Miselowski believes the changes coming to the cotton industry can be grouped into three main categories:
- The technology we use to grow cotton. In the future, growers will be much more reliant on digital technology. “A decade ago, a farmer may have had a mobile phone that may have been able to make a phone call (if there was service), and the computer was something [that stayed] back in the office,” he said. “But today, a farmer is likely to have two or more digital devices on their machines, feeding them a constant source of information. This [data] gives farmers much more empirical information, and they will be able to use that with their intuitive senses, to make better decisions.”
- The things we make from cotton. Miselowski believes that cotton will eventually be used in a wide range of utilitarian clothing. This next generation of working apparel will be able to do things such as measure a body’s vital signs and adjust automatically for changes in temperature.

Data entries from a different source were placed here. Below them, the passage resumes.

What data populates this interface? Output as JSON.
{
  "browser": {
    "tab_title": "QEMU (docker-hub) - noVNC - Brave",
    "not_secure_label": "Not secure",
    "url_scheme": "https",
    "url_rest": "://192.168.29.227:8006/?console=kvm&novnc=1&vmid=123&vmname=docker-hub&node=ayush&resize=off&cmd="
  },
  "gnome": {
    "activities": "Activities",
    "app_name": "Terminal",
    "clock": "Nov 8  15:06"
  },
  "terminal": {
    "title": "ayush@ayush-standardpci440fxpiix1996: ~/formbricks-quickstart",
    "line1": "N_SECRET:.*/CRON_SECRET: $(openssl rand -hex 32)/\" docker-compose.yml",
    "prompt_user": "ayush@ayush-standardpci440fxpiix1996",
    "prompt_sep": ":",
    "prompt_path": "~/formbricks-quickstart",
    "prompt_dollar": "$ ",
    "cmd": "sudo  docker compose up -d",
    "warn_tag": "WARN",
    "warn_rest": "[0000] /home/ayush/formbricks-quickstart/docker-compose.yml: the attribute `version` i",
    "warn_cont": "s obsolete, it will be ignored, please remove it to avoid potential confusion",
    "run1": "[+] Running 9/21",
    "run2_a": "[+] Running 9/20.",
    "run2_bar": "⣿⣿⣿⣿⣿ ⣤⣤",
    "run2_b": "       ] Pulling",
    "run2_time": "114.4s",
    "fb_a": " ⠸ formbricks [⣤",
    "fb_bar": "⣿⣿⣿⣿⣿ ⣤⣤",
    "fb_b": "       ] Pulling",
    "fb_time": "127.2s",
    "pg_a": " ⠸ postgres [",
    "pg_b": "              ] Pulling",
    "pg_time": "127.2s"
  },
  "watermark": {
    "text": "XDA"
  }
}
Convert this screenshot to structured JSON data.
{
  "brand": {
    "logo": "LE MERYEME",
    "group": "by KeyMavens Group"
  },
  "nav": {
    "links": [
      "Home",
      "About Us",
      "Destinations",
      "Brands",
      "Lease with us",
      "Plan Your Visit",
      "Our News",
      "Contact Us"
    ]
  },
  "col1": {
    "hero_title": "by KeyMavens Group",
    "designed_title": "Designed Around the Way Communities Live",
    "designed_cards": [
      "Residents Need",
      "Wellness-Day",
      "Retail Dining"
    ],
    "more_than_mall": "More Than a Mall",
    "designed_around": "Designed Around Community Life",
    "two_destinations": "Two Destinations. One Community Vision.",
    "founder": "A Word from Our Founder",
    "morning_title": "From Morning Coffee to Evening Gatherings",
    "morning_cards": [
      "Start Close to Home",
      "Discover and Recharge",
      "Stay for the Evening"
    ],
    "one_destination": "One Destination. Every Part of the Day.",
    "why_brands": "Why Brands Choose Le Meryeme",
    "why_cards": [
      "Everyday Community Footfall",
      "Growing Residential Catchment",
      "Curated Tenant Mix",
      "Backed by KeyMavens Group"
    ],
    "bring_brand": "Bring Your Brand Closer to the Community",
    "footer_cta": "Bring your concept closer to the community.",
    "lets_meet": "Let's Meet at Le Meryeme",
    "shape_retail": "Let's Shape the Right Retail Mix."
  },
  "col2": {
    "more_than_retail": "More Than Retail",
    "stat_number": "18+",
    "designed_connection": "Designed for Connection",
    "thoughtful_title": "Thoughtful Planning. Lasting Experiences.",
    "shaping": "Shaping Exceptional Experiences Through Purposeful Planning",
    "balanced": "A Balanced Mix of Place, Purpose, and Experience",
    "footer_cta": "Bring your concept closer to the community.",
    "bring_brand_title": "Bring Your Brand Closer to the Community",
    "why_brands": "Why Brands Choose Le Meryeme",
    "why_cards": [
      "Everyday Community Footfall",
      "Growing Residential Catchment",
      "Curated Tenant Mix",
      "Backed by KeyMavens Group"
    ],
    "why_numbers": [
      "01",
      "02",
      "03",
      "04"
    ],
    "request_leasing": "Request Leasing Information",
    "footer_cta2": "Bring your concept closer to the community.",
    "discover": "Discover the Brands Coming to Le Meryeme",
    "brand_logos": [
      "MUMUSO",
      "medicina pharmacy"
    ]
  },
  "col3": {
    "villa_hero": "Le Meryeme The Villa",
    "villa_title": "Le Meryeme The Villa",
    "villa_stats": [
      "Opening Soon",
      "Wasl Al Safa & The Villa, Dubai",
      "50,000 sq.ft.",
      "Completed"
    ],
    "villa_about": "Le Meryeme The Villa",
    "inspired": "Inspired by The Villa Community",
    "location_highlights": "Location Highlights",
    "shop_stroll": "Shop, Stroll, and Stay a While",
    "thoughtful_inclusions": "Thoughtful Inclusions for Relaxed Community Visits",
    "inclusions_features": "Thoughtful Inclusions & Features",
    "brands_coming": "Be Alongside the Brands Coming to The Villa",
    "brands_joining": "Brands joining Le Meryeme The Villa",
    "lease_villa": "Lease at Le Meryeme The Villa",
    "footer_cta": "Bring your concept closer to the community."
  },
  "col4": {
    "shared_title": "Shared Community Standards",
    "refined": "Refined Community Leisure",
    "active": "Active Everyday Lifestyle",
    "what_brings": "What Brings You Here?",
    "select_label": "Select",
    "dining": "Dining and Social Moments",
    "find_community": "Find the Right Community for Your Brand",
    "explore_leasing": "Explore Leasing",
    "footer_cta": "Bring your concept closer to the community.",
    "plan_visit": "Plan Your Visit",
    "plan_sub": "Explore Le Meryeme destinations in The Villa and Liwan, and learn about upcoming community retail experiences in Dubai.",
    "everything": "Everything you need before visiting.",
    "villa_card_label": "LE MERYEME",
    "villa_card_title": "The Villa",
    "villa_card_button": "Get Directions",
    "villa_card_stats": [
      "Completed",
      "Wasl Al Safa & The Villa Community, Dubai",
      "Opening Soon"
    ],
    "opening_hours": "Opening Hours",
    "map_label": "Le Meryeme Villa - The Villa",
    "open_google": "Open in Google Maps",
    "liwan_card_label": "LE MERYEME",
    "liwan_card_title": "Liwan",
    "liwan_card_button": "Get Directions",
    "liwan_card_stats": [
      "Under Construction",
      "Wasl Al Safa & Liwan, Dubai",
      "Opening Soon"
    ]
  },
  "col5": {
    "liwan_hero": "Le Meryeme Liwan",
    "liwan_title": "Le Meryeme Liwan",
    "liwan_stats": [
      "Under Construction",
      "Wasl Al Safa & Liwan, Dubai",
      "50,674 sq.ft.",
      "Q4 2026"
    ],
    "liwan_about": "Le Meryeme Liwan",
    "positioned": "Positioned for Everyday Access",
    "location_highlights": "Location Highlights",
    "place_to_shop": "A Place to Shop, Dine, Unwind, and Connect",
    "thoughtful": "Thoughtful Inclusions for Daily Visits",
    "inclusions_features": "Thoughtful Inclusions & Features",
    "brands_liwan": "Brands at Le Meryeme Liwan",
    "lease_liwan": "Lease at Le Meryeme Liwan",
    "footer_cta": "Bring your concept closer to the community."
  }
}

- The people who make up the cotton industry. An increasing number of people will choose a career in agriculture, and they will have a higher degree of qualifications. He also pointed out that people entering the work force today are likely to have six different careers, and a dozen or more jobs, during their lifetimes. “In the 80’s, if I saw that a person had changed jobs three or four times, I would probably have dismissed him as a candidate because he couldn’t stick at a job,” Miselowski said “Today, if someone hasn’t moved about, you wonder about their ability to manage change.”